The Fox at Willian is framed by the handsome Grade II-listed Church of All Saints, which is peppered with evocative flint and ironstone rubble walls under a roof of grey Welsh slate.
The hamlet is recorded in the Domesday book, while elements of the church date back beyond Norman times. There are even five headstones maintained by the Commonwealth War Graves Commission, one from World War One and four from the Second World War.
Weeping willows and a small pond complete the bucolic scene opposite The Fox, with the tree believed to have given this quiet place its distinctive name, as Willian is believed to have derived from ‘willow’.
It is a perfect microcosm of the understated beauty of our county – with a visit not complete without a restorative pint at the The Fox.
And there is now another reason to visit – newly-built rooms which complement the pub and its restaurant – eight bespoke, country-smart bedrooms.
My partner and I visited purely on a restorative basis. As we both lead busy lives, a relaxing evening of fine food and drink and a room to unwind in was a perfect excuse to sample the place.
After being greeted with a jaunty welcome by their front of house – whose manner was attentive without ever being cloying – we deposited our bags in our charmingly pastoral-themed room.
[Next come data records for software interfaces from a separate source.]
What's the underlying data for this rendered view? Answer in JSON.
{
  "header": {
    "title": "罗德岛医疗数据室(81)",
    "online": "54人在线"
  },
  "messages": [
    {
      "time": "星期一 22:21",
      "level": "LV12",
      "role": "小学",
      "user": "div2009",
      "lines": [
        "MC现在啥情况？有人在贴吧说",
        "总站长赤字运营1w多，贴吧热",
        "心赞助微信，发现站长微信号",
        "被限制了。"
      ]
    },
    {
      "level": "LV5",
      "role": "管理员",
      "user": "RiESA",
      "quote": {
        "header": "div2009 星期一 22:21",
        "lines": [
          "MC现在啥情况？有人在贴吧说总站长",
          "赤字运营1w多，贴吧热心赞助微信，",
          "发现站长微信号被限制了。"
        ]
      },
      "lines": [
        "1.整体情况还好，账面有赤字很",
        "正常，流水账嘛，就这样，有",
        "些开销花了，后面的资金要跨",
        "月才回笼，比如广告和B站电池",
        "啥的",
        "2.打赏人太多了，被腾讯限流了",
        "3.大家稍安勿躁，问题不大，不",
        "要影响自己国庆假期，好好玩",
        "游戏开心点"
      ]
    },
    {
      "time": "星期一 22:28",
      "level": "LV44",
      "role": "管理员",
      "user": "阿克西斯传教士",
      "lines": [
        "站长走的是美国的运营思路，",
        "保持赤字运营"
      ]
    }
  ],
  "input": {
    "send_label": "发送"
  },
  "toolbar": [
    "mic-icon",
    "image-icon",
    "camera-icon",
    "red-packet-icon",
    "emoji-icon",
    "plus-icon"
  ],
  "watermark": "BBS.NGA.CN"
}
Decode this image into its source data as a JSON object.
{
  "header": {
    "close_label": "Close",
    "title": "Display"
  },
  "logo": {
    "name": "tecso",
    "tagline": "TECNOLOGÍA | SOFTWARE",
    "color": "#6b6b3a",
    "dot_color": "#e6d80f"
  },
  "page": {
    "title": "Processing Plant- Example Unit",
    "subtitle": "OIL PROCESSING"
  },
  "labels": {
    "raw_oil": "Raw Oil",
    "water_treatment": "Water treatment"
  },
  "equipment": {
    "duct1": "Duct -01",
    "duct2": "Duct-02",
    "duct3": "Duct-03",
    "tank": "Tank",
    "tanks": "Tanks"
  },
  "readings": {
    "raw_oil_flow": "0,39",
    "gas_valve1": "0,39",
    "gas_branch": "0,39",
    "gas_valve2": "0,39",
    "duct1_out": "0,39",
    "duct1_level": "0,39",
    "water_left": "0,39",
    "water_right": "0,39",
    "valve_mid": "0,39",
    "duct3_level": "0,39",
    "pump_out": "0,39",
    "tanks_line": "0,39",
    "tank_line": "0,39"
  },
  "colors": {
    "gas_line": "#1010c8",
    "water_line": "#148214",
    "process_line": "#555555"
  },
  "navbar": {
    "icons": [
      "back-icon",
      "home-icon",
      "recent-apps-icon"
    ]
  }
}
The decorative logs, and rich, warm brown and beige hues throughout the room made us relax immediately.
Each room is decorated with contemporary furnishings and all the finishing touches for a comfortable stay – big cosy, comfortable beds, powerful walk-in showers, fresh tea and coffee facilities, high spec TV, wireless and aircon – as well as a splendid free standing bath in the room we stayed in.
The garden rooms with their outside seating areas overlooking the church offer the perfect spot to enjoy a morning cup of coffee or an evening G&T. Well behaved four-legged friends are welcome in the garden rooms – with dog beds, towels, bowls and treats as standard.
Willian may feel like it is in the heart of our countryside but it is between the busy towns of Hitchin and Letchworth.
Visitors have the option of good walks in the area - perfect for dog walkers and ramblers.
A trip to the appropriately-named ‘locals bar’ – full of bonhomie and buzz – and a couple of pints of Adnams Mosaic later, saw us sit down for our evening meal.
For starters in the dining room with its well-appointed conservatory we sampled for starters we shared curried mussels and saffron chowder; smoked trout potato cake; carrot, cumin and pickled cucumber slaw; and baked cod supreme with nori and prawn butter made my tastebuds sit up and put a smile on our faces.
For dinner I opted for the succulent 28-day-aged 8oz rib-eye steak accompanied with hand cut chips, garlic butter and dressed leaves, while my companion chose the duo of pork, pancetta-wrapped tenderloin. Both dishes were cooked to perfection – and were joined by a cheeky side of maple syrup and wholegrain mustard chatenay carrots and parsnips.
The wine list was extensive without being overpowering and we chose an elegant and crisp Pinot Grigio with citrus and pear drop flavours.
After a restful night in our room we ate a posh fry-up complete with black pudding and coriander.
The Fox at Willian – part of the Anglian Country Inns stable – is a family-run business rooted in a love of good food and proper old-fashioned hospitality.
Don’t just take my word for it – The Fox at Willian is recommended by Hardens, is included in The Good Food Guide, is an Alastair Sawdays ‘Special Places’ – and was recommended in a recent Sunday Times’ listing of Best Places to stay.
Layth stayed at the Fox at Willian courtesy of Anglia Country Inns.
See foxatwillian.co.uk for more.